PL recently opened a new, $25-million high-tech mill in Scotia that it boasted would allow it to increase production using fewer workers. The new mill, according to the company website, "will help keep the Company competitive far into the future."

Skeptics of the company’s bankruptcy threat ask why PL would build a new mill if it believed it was about to run out of trees to process in it.

"If the company is unable to meet the terms of the Headwaters agreement then let it hand over the forests to companies capable of both turning a profit and obeying the law," said Paul Hughes, executive director of Forests Forever. "PL shouldn’t be allowed to back out of an agreement that helps protect wildlife habitat, streams and unstable, landslide-prone slopes."


Write to Gov. Arnold Schwarzenegger and tell him to actively prevent PL from reneging on the Headwaters Habitat Conservation Plan.

(Feel free to rewrite in your own words)

Dear Gov. Schwarzenegger:
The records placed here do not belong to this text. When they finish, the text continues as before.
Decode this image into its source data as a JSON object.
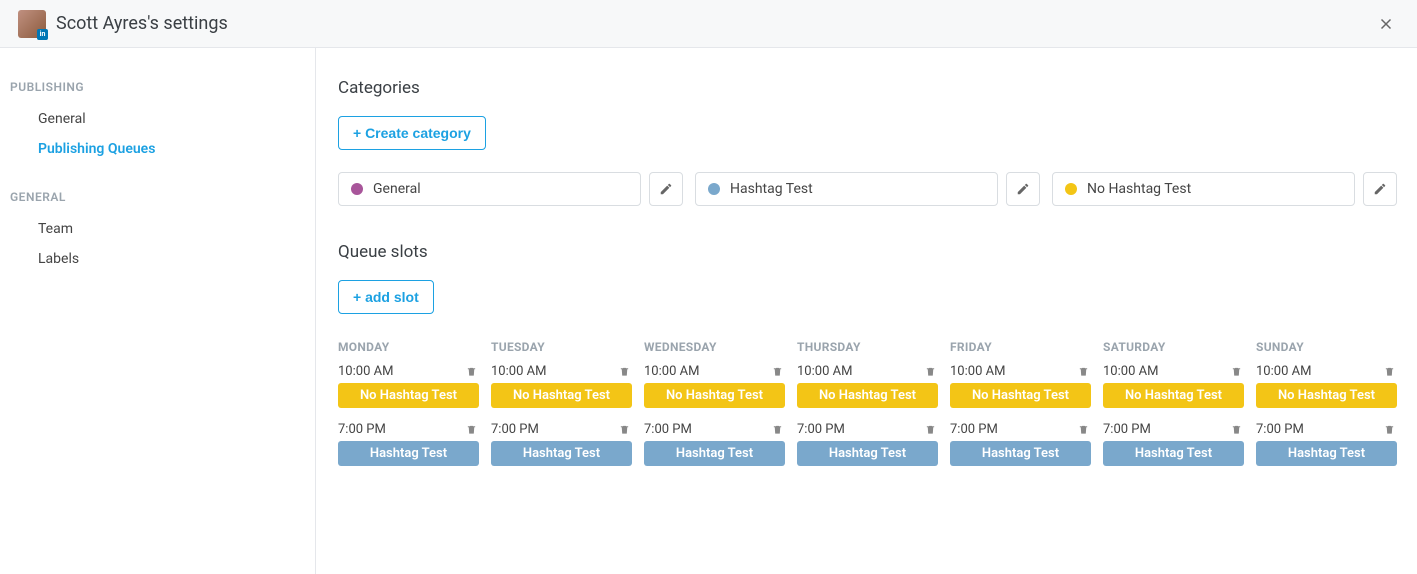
{
  "header": {
    "title": "Scott Ayres's settings",
    "avatar_badge": "in"
  },
  "sidebar": {
    "sections": [
      {
        "title": "PUBLISHING",
        "items": [
          {
            "label": "General",
            "active": false
          },
          {
            "label": "Publishing Queues",
            "active": true
          }
        ]
      },
      {
        "title": "GENERAL",
        "items": [
          {
            "label": "Team",
            "active": false
          },
          {
            "label": "Labels",
            "active": false
          }
        ]
      }
    ]
  },
  "main": {
    "categories_title": "Categories",
    "create_category_label": "+ Create category",
    "categories": [
      {
        "name": "General",
        "color": "#a8559a"
      },
      {
        "name": "Hashtag Test",
        "color": "#7aa8cc"
      },
      {
        "name": "No Hashtag Test",
        "color": "#f3c516"
      }
    ],
    "queue_title": "Queue slots",
    "add_slot_label": "+ add slot",
    "days": [
      {
        "name": "MONDAY"
      },
      {
        "name": "TUESDAY"
      },
      {
        "name": "WEDNESDAY"
      },
      {
        "name": "THURSDAY"
      },
      {
        "name": "FRIDAY"
      },
      {
        "name": "SATURDAY"
      },
      {
        "name": "SUNDAY"
      }
    ],
    "slot_rows": [
      {
        "time": "10:00 AM",
        "tag": "No Hashtag Test",
        "color": "#f3c516"
      },
      {
        "time": "7:00 PM",
        "tag": "Hashtag Test",
        "color": "#7aa8cc"
      }
    ]
  }
}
I understand that executives from MAXXAM/Pacific Lumber Co. met with your staff recently to demand approval of logging permits by the North Coast Water Quality Board, and threatened to file for bankruptcy if their demands were not met.

This corporate blackmail is outrageous. The water quality board is quite right in withholding permission to log on unstable slopes and in areas that will compromise water quality and fisheries.

I urge you not to back down in the face of Pacific Lumber’s threats and demands.
The state has already given enough to MAXXAM and Pacific Lumber. They should be held to the terms of the conservation agreement they signed just a few years ago, and not be allowed to destroy streams and endanger local communities.

PL has been cited by the California Department of Forestry for countless violations of state logging rules in recent years. I hope you will not allow a lawless corporation to make its profits at the expense of vanishing redwood forests, clean water and healthy fisheries.


Your Name
Your Address

Send your letter to:

Gov. Arnold Schwarzenegger
State Capitol Building
Sacramento, CA 95814
Phone: (916) 445-2841; Fax: (916) 445-4633
Email: governor@governor.ca.gov


Forests Forever:
Their Ecology, Restoration, and Protection
John J. Berger

from Forests Forever Foundation
and the Center for American Places